Added Mr. Behravesh: “The energy boom is stimulating growth at home and serving to attract investment and manufacturing jobs back to the U.S.,” while bringing “significant benefits to the rest of the world.”
The steep drop in premium crude prices from well over $100 a barrel this summer to close to $80 recently is “providing an important boost to oil-consuming countries around the world,” he said.
Average gasoline prices in the U.S. plunged to the lowest levels of the year last week, averaging $3.19 a gallon for regular blends, the AAA reported.
The sharp drop in pump prices is one reason economists are increasingly confident about the U.S. economy because it is an area where consumers are particularly sensitive to fluctuations.
At a time when wages are barely keeping up with inflation, a drop in gas prices is one of the few ways that consumers can get an effective increase in disposable incomes. Morgan Stanley estimates the increase in disposable funds at $40 billion a year.
But there is a downside to plummeting oil and gas prices. Premium oil prices fell last week to below $82 a barrel, perilously close to levels that make it uneconomic for drillers in high-cost shale operations to keep pumping oil and gas.
“The current oil price slump may benefit the economy but could hurt one of the main pillars of economic growth, namely the main actor responsible for the global oil production increase,” said commodities trader Zoltan Ban.
Even when prices were around $100 a barrel, many drillers were barely keeping their heads above water, in part because they took on debt to finance the high costs of setting up shale drilling operations, he said. Chesapeake Energy Corp., the leading shale oil developer, for example, carries $12 billion in debt.
“Lower oil prices could lead to the shale oil bubble bursting,” an event that would force many debt-laden shale drillers to abandon their projects and file for bankruptcy, he said.
Weight of the world

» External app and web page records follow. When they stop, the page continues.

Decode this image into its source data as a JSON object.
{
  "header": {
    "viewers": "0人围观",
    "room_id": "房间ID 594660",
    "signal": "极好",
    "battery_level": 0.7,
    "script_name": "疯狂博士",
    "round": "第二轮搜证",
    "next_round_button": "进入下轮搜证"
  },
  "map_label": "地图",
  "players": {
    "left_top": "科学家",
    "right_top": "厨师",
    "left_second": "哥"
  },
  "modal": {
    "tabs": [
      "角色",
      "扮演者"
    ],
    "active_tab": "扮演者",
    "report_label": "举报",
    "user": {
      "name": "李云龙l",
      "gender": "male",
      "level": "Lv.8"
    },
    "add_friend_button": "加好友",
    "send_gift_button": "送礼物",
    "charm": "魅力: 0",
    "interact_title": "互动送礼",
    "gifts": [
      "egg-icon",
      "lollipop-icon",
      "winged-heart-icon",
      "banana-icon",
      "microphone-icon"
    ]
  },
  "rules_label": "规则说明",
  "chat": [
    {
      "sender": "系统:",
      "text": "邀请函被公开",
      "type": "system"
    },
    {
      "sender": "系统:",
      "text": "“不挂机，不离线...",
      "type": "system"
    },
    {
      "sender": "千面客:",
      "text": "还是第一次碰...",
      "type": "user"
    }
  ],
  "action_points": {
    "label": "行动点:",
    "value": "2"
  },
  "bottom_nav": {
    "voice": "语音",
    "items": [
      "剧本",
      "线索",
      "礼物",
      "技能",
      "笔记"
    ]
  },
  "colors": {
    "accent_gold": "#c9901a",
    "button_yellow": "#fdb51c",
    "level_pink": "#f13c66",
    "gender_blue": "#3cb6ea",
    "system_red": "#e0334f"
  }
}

The growth slowdown in the rest of the world also poses risks for the U.S. economy, especially the renewed downturn in the European Union, which is the largest U.S. trading partner. Germany, the Continent’s largest economy, last week slashed its growth estimates through the end of 2015. Federal Reserve officials have voiced worries that flagging economies overseas might drag down U.S. growth, and that concern also contributed to the sell-off in U.S. and world stock markets in the past week.
David Donabedian, chief investment officer at Atlantic Trust Private Wealth Management, said whether the U.S. economy holds up under pressure from declining economies overseas is the biggest question for global stock markets.
“While Europe flirts with recession, Japan stalls, and China slows, the U.S. expansion has actually broadened and deepened,” he said. “Will the U.S. remain an island of prosperity?”
But Tom Porcelli, chief U.S. economist at RBC Capital Markets, said investors are worrying too much about the risks facing the U.S.
Trade with Europe constitutes only about 3 percent of U.S. economic output — a small slice of America’s $17 trillion economy.
“The correlation between Eurozone and U.S. growth has been very weak over the course of the last 3 years,” he said.